> BTW, the Crown Point book is pretty great -- lots of beautiful prints and an interesting story besides. I feel
> lucky to have actually seen the "30 Years" print exhibition in DC last summer, too...
You question about Japanese print artists intrigued me. I have admired Japanese prints for years and was aware
that they used water based inks but I had never thought about the intricacies of the technique. At first I
thought that the wood blocks must have a significant effect on the behavior of the inks - it is so much more
absorbent than lino. I did some checking.
I have a book called "Wood Block Print Primer" by Tomikichiro Tokuriki. This is a beginners book, but in it he
says this about pigments:
"Though most pigments will serve wood block printing purposes, water based paints are easiest for beginners
because they dry quickly and are easy to wash off blocks and out of brushes. Oil paints are useful for certain
effects or for printing from linoleum, but they require a little more experience. Domestic dyes mixed with fish
glue or paste are god for fabric printing." The question here is what kind of water based paints -
transparent water colour, gouache, or tempera?
He goes on to describe the procedure for sizing the paper, saying this is an unnecessary step for most western
papers, which are already sized. In a later chapter he says that the dye/fish glue mixture used for fabric must
be ironed - so the fabric can be washed.
For fabric not meant to be washed - and I wonder if this could be applied to paper - he says:
"Ordinary pigments must be mixed with fish glue, and domestic dyes with paste." He is not specific about
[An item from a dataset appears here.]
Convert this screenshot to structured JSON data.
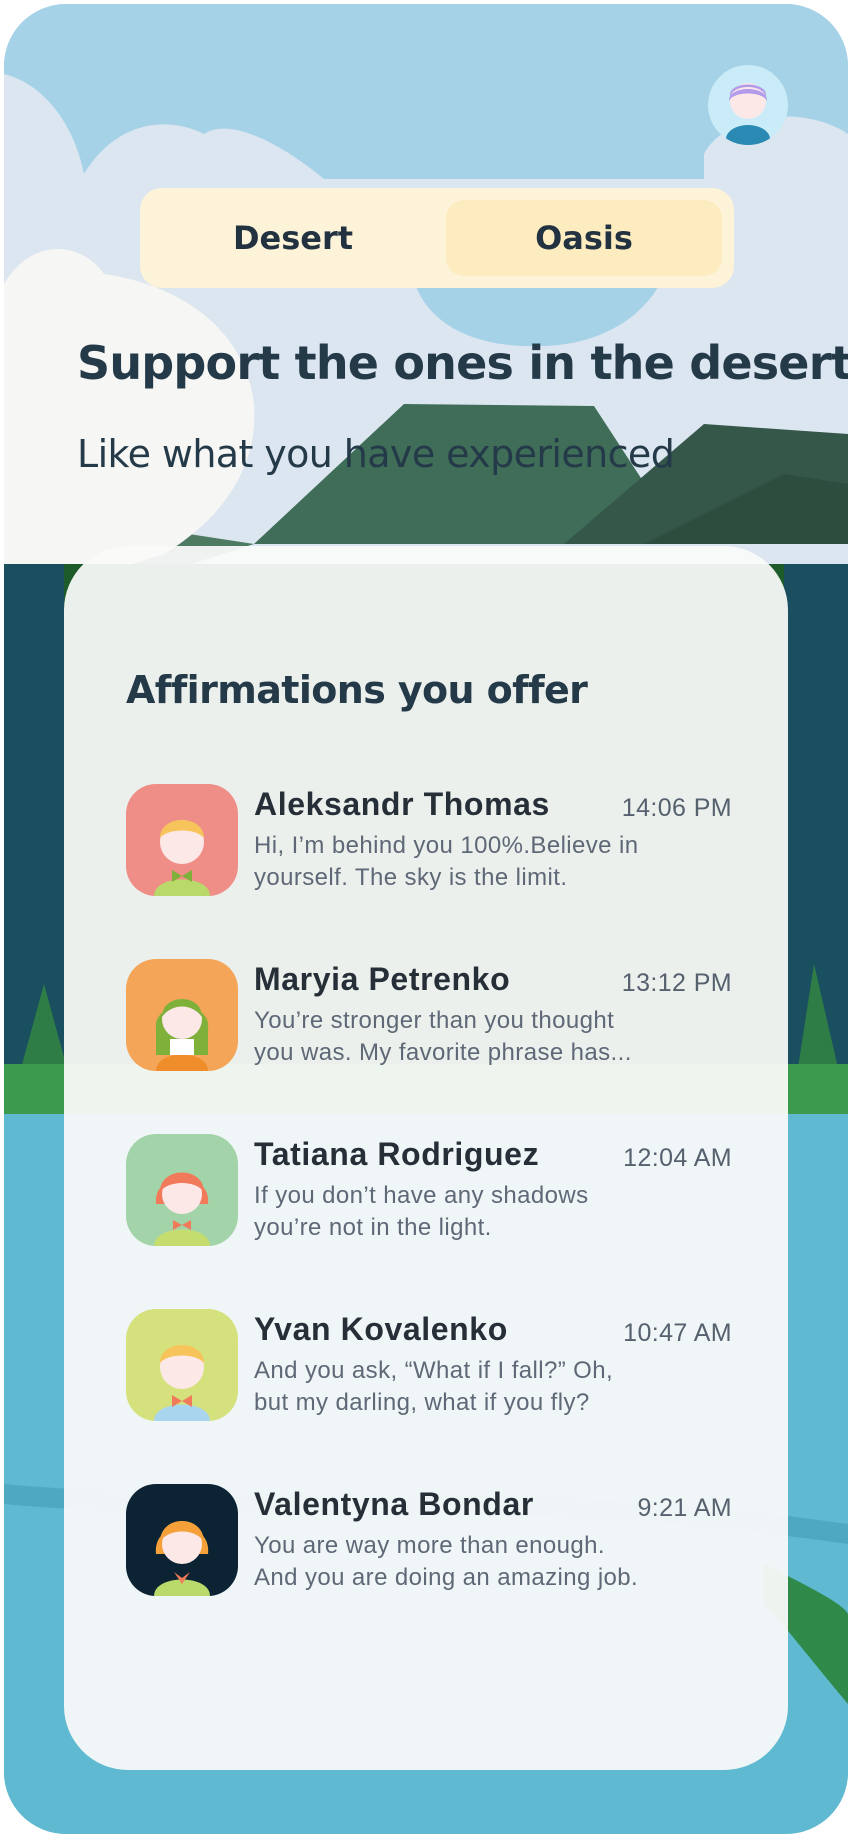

the paste but I suspect he is talking about rice paste.
I'll continue my search. Hope this is useful.